The Second half of meteorological summer:
Well, contrary to the constant predictions of the NOAA climate service that we would be warmer than normal this summer that has yet to pan out. In fact, we had a much wetter than normal June and it was not lost on anyone when June gloom lasted into the second week of July. Thats about to change. It might be late but the dry season is upon us. That means that we will have a net loss of moisture from the landscape until fall rains resume. And that could be late this year. More NOAA forecasts are pointing to a warm dry autumn, whether that comes to pass (considering the cold, not the predicted warm start to summer) so, we could have hot weather extending into September. Not a prediction but a just a note. We’ve been as hot as 105ºF (1987) in September.
Real heat has yet to show
A few more notes on the first half of meteorological summer. We’ve hit 90ºF only two times so far once in May (91º) and once in June (93ºF). We average 14 days above 90ºF annually. In recent years we’ve quickly accumulated a large amount of these days before July 15th. (2018 holds the record with 36 days above 90ºF total) So, for what its worth it looks like we’re in for an average summer. That means that if you like pleasant, dry, warm, clear weather with no humidity and mild evenings you will be happy to be in Oregon
. Also, our warmest (hottest) weather is traditionally the last week of July and the first week of August. And that is just beyond the reach of forecasts. As of today NOAA is forecasting highs in the low to mid 90’s next Monday-Tuesday. Our hottest weather so far.
The secret to a bloomy Crape myrtle
Speaking of heat this dovetails nicely with an experiment that I’ve been conducting involving my Crape myrtles. For the past two years, despite more than enough summer heat many trees have been disappointing in bloom. At first I considered that the trees were not receiving enough water in summer. However, I began watering mine in June and continued until August. Though my trees responded with some growth their bloom was still somewhat disappointing. The one variable that is the same for the past several springs is that they have been extraordinarily dry. What this means is that just as the trees were breaking dormancy they were deprived of water. It seems that this does not make a very happy crape myrtle. In fact, drought stressed crape myrtles first lose the glossy shine to their leaves and when leaves lose luster and go dull the tree has gone into a kind of sleepy dormancy. This occurs far in advance of wilting. To break this spell it takes a lot of water and heat which accumulate to bring the tree into bloom. And depending on when you realize this and irrigate with gusto the window of time can close too. The tree will bud out just in time for fall color.
Don’t just stare at the Crape Myrtle, BE the Crape myrtle.

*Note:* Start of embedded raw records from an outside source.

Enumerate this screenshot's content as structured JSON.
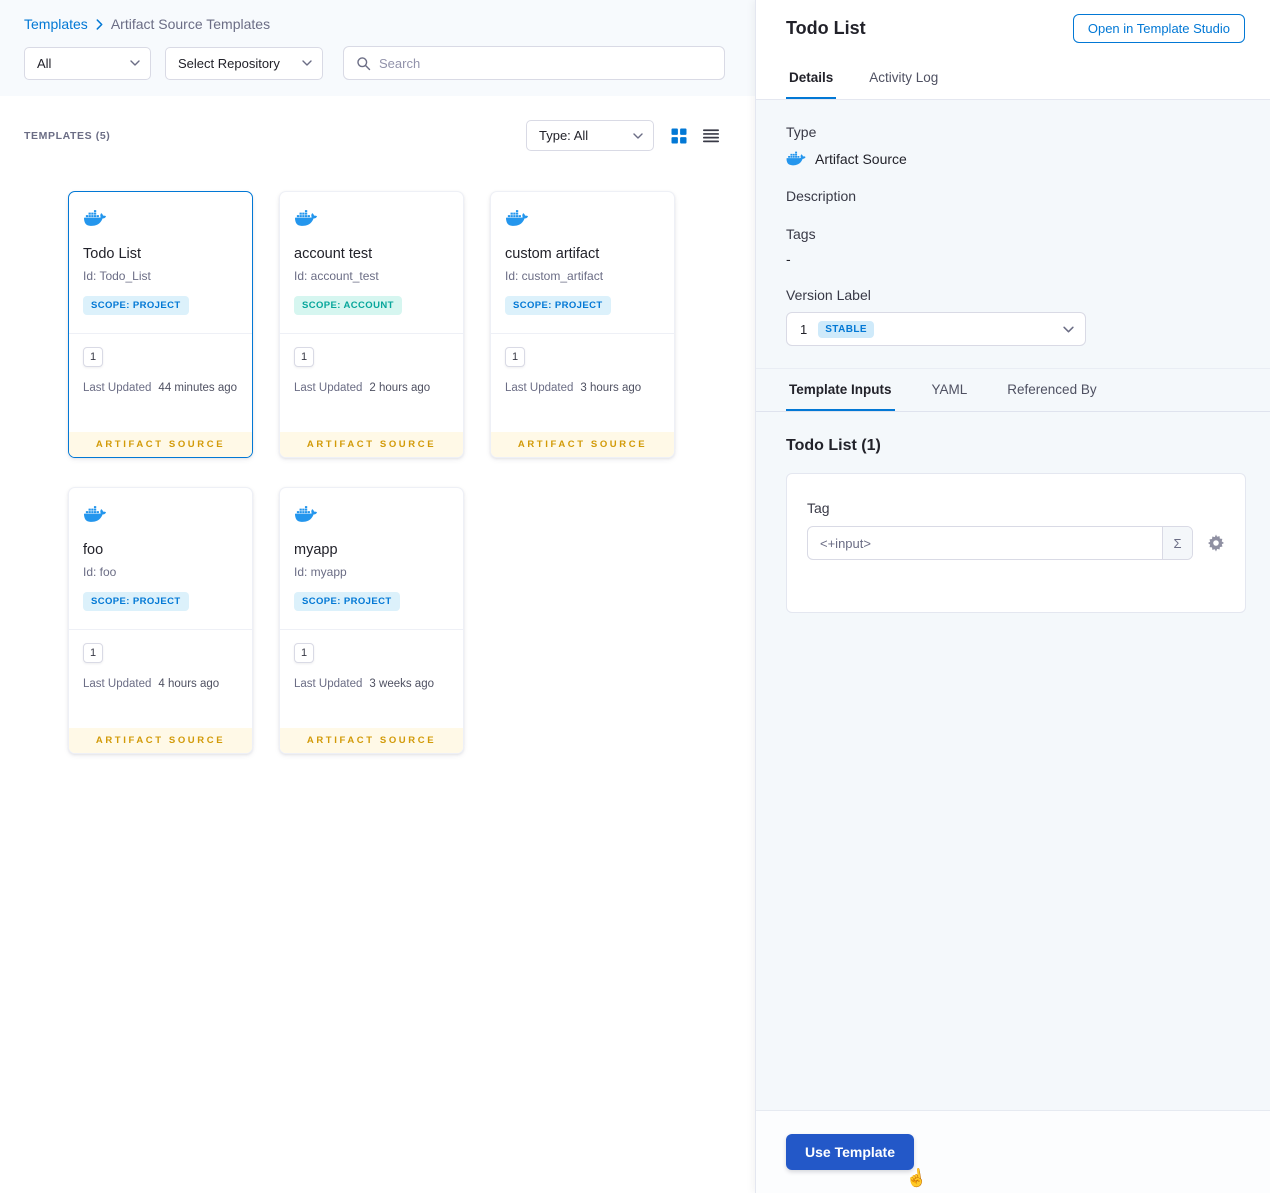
{
  "colors": {
    "accent": "#0278d5",
    "docker_blue": "#2496ed",
    "artifact_footer_text": "#d29a08",
    "artifact_footer_bg": "#fff9e7",
    "scope_project_bg": "#dcf1fb",
    "scope_project_text": "#0278d5",
    "scope_account_bg": "#d6f6f0",
    "scope_account_text": "#07a69b",
    "stable_badge_bg": "#cfeafa",
    "use_template_bg": "#2358c8"
  },
  "breadcrumb": {
    "root": "Templates",
    "current": "Artifact Source Templates"
  },
  "filters": {
    "scope": "All",
    "repository": "Select Repository",
    "search_placeholder": "Search"
  },
  "list_header": {
    "count": "TEMPLATES (5)",
    "type_filter": "Type: All"
  },
  "labels": {
    "last_updated": "Last Updated"
  },
  "cards": [
    {
      "name": "Todo List",
      "id": "Id: Todo_List",
      "scope": "SCOPE: PROJECT",
      "version": "1",
      "last_updated": "44 minutes ago",
      "footer": "ARTIFACT SOURCE"
    },
    {
      "name": "account test",
      "id": "Id: account_test",
      "scope": "SCOPE: ACCOUNT",
      "version": "1",
      "last_updated": "2 hours ago",
      "footer": "ARTIFACT SOURCE"
    },
    {
      "name": "custom artifact",
      "id": "Id: custom_artifact",
      "scope": "SCOPE: PROJECT",
      "version": "1",
      "last_updated": "3 hours ago",
      "footer": "ARTIFACT SOURCE"
    },
    {
      "name": "foo",
      "id": "Id: foo",
      "scope": "SCOPE: PROJECT",
      "version": "1",
      "last_updated": "4 hours ago",
      "footer": "ARTIFACT SOURCE"
    },
    {
      "name": "myapp",
      "id": "Id: myapp",
      "scope": "SCOPE: PROJECT",
      "version": "1",
      "last_updated": "3 weeks ago",
      "footer": "ARTIFACT SOURCE"
    }
  ],
  "panel": {
    "title": "Todo List",
    "open_studio": "Open in Template Studio",
    "tabs": {
      "details": "Details",
      "activity_log": "Activity Log"
    },
    "type_label": "Type",
    "type_value": "Artifact Source",
    "description_label": "Description",
    "tags_label": "Tags",
    "tags_value": "-",
    "version_label": "Version Label",
    "version_value": "1",
    "version_badge": "STABLE",
    "inner_tabs": {
      "inputs": "Template Inputs",
      "yaml": "YAML",
      "referenced": "Referenced By"
    },
    "inputs_title": "Todo List (1)",
    "tag_label": "Tag",
    "tag_value": "<+input>",
    "use_template": "Use Template"
  },
  "icons": {
    "sigma": "Σ",
    "cursor": "☝"
  }
}
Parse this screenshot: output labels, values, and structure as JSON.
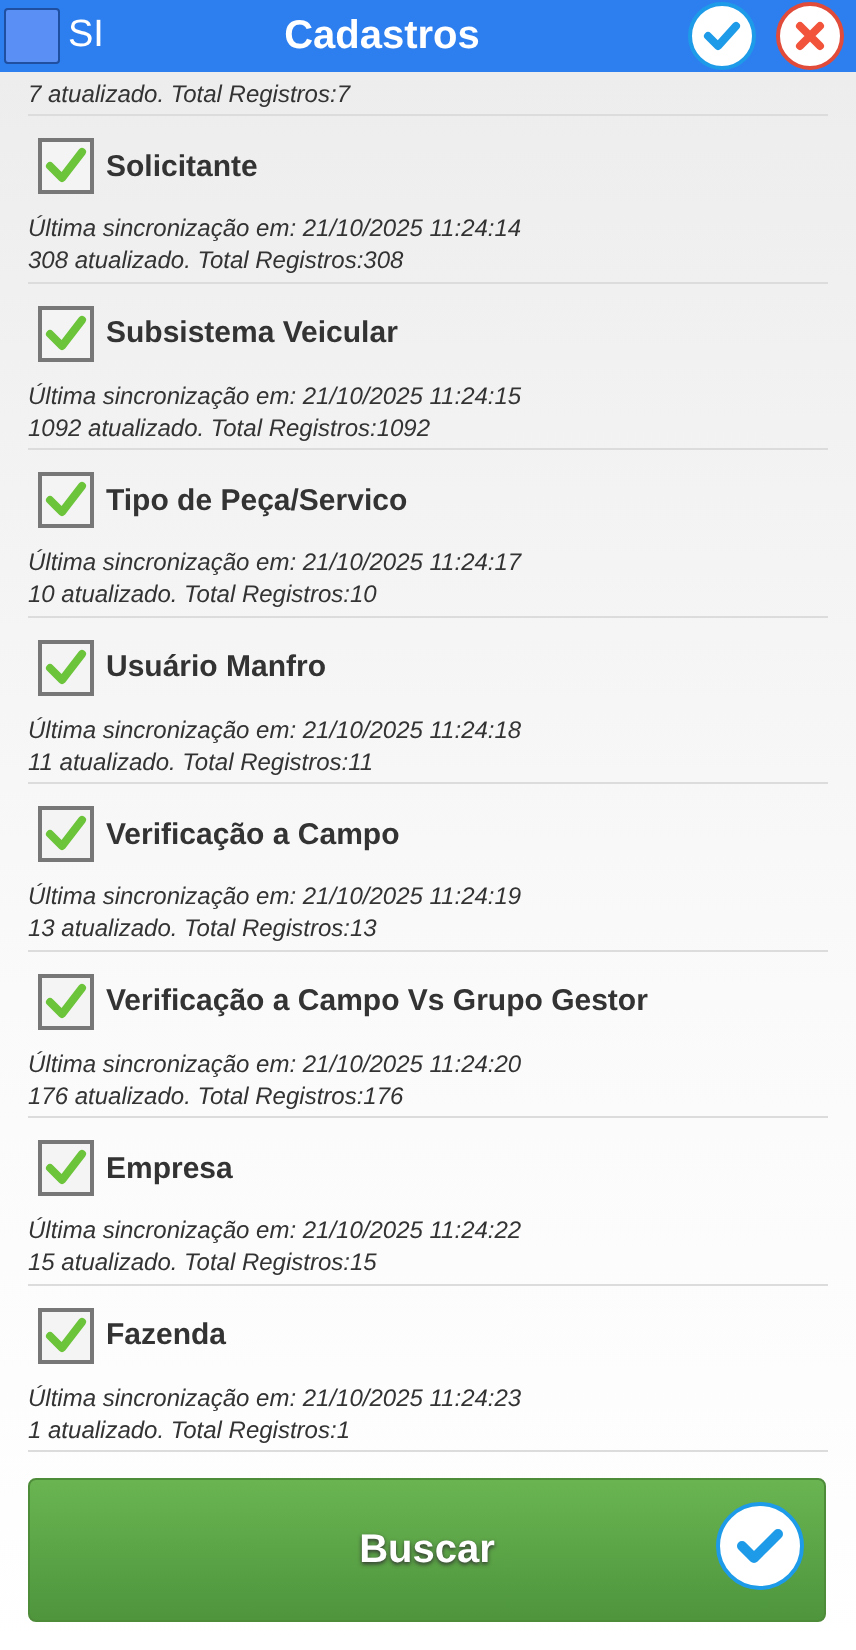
{
  "header": {
    "app_label": "SI",
    "title": "Cadastros"
  },
  "partial_status": "7 atualizado. Total Registros:7",
  "items": [
    {
      "name": "Solicitante",
      "checked": true,
      "sync": "Última sincronização em: 21/10/2025 11:24:14",
      "status": "308 atualizado. Total Registros:308"
    },
    {
      "name": "Subsistema Veicular",
      "checked": true,
      "sync": "Última sincronização em: 21/10/2025 11:24:15",
      "status": "1092 atualizado. Total Registros:1092"
    },
    {
      "name": "Tipo de Peça/Servico",
      "checked": true,
      "sync": "Última sincronização em: 21/10/2025 11:24:17",
      "status": "10 atualizado. Total Registros:10"
    },
    {
      "name": "Usuário Manfro",
      "checked": true,
      "sync": "Última sincronização em: 21/10/2025 11:24:18",
      "status": "11 atualizado. Total Registros:11"
    },
    {
      "name": "Verificação a Campo",
      "checked": true,
      "sync": "Última sincronização em: 21/10/2025 11:24:19",
      "status": "13 atualizado. Total Registros:13"
    },
    {
      "name": "Verificação a Campo Vs Grupo Gestor",
      "checked": true,
      "sync": "Última sincronização em: 21/10/2025 11:24:20",
      "status": "176 atualizado. Total Registros:176"
    },
    {
      "name": "Empresa",
      "checked": true,
      "sync": "Última sincronização em: 21/10/2025 11:24:22",
      "status": "15 atualizado. Total Registros:15"
    },
    {
      "name": "Fazenda",
      "checked": true,
      "sync": "Última sincronização em: 21/10/2025 11:24:23",
      "status": "1 atualizado. Total Registros:1"
    }
  ],
  "search_button": "Buscar"
}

This year I began watering my Crape myrtles as soon as they leafed out. I kept them well irrigated (a deep soak once a week) and the results have been spectacular. It seems that there is a third variable in making crape myrtles bloom. I once thought it was heat + water and the duration of heat that was alone responsible for spurring them into bloom. Now I know that consistency (consistent irrigation) is the the third variable and this should begin just as the plant is waking up. It seems that if you never let the plant become drought stressed it just continues to grow leaf, and then quickly bloom. I have 25 Crape myrtles in my garden and this very cool (below average) summer the majority of my trees are about to go into full bloom-NOW regardless of the lack of heat. It appears momentum is just as important. Some varieties that responded well to this method are: ‘Yuma’, ‘Hopi’, ‘Pecos’, ‘Tuscarora’, ‘Acoma’, ‘Pink Velour’, and ‘Wichita’. So, if you’ve been disappointed with the bloom of your crape myrtle follow my advice. Begin watering the tree as soon as it begins to show leaves (sometime between late April and mid-May). It may seem inordinately early but stick with it. A deep soak once a week and maintain irrigation into summer and this consistent supply will reap consistent growth and a much improved flower set too.

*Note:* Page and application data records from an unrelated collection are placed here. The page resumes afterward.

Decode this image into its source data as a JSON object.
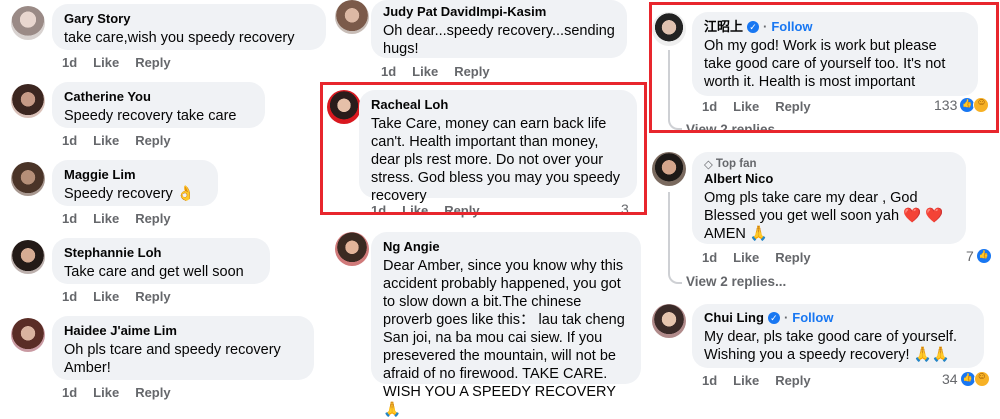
{
  "actions": {
    "like": "Like",
    "reply": "Reply"
  },
  "col1": [
    {
      "author": "Gary Story",
      "text": "take care,wish you speedy recovery",
      "age": "1d"
    },
    {
      "author": "Catherine You",
      "text": "Speedy recovery take care",
      "age": "1d"
    },
    {
      "author": "Maggie Lim",
      "text": "Speedy recovery 👌",
      "age": "1d"
    },
    {
      "author": "Stephannie Loh",
      "text": "Take care and get well soon",
      "age": "1d"
    },
    {
      "author": "Haidee J'aime Lim",
      "text": "Oh pls tcare and speedy recovery Amber!",
      "age": "1d"
    }
  ],
  "col2": [
    {
      "author": "Judy Pat DavidImpi-Kasim",
      "text": "Oh dear...speedy recovery...sending hugs!",
      "age": "1d"
    },
    {
      "author": "Racheal Loh",
      "text": "Take Care, money can earn back life can't. Health important than money, dear pls rest more. Do not over your stress. God bless you may you speedy recovery",
      "age": "1d",
      "reactions": "3"
    },
    {
      "author": "Ng Angie",
      "text": "Dear Amber, since you know why this accident probably happened, you got to slow down a bit.The chinese proverb goes like this： lau tak cheng San joi, na ba mou cai siew.  If you presevered the mountain,  will not be afraid of no firewood. TAKE CARE. WISH YOU A SPEEDY RECOVERY 🙏"
    }
  ],
  "col3": [
    {
      "author": "江昭上",
      "follow": "Follow",
      "text": "Oh my god! Work is work but please take good care of yourself too. It's not worth it. Health is most important",
      "age": "1d",
      "reactions": "133",
      "replies": "View 2 replies..."
    },
    {
      "badge": "Top fan",
      "author": "Albert Nico",
      "text": "Omg pls take care my dear , God Blessed you get well soon yah ❤️ ❤️ AMEN 🙏",
      "age": "1d",
      "reactions": "7",
      "replies": "View 2 replies..."
    },
    {
      "author": "Chui Ling",
      "follow": "Follow",
      "text": "My dear, pls take good care of yourself. Wishing you a speedy recovery! 🙏🙏",
      "age": "1d",
      "reactions": "34"
    }
  ],
  "colors": {
    "highlight": "#e8262d",
    "like_blue": "#1877f2",
    "bubble_bg": "#f0f2f5"
  }
}
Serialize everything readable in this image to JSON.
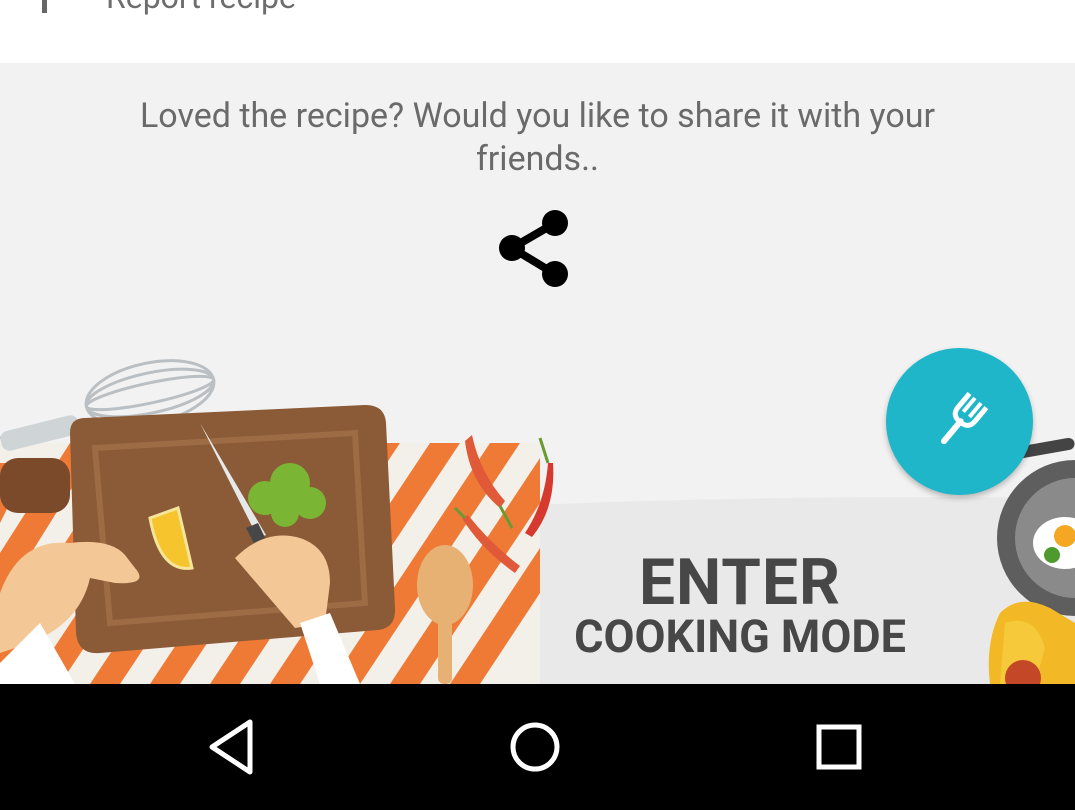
{
  "menu": {
    "report_label": "Report recipe",
    "report_icon": "report-flag-icon"
  },
  "share": {
    "prompt": "Loved the recipe? Would you like to share it with your friends..",
    "icon": "share-icon"
  },
  "banner": {
    "title_line1": "ENTER",
    "title_line2": "COOKING MODE"
  },
  "fab": {
    "icon": "fork-icon",
    "color": "#1eb6c8"
  },
  "navbar": {
    "back_icon": "back-icon",
    "home_icon": "home-icon",
    "recents_icon": "recents-icon"
  }
}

Also, the older the tree the earlier and more precocious it will be in bloom ( over 10 years old) and it will bloom much earlier.

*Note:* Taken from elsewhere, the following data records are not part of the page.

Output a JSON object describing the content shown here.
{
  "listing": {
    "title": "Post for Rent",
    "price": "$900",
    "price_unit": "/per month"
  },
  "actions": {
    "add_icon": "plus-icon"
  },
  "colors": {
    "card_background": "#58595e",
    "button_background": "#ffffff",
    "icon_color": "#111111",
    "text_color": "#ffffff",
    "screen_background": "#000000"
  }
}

Ideal companions for planting beneath Crape myrtles:
Hardy Fuchsias, dwarf Rhododendrons. Hellebores, Vancouveria, Epimedium. Hosta, All of these perennials benefit greatly from a blast of sun until the Lagerstroemia eventually leaf out and cast shade.
Its a Covid, Covid Summer….
We will be continuing curbside pick up for the foreseeable future. We are going to let science decide when we open back to the public. Things at the moment are too uncertain.
One thing that we’ve begun to love is what we call fence shopping. We are so lucky that the majority of our nursery can be viewed through the fence. We are more than happy to help customers in this way. We’ll happily bring plants to customers for better viewing and this also helps the employees be more responsive to the customer as well. We like it. Please wear a mask and maintain the required social distancing.
Have a wonderful dry season and may your garden thrive.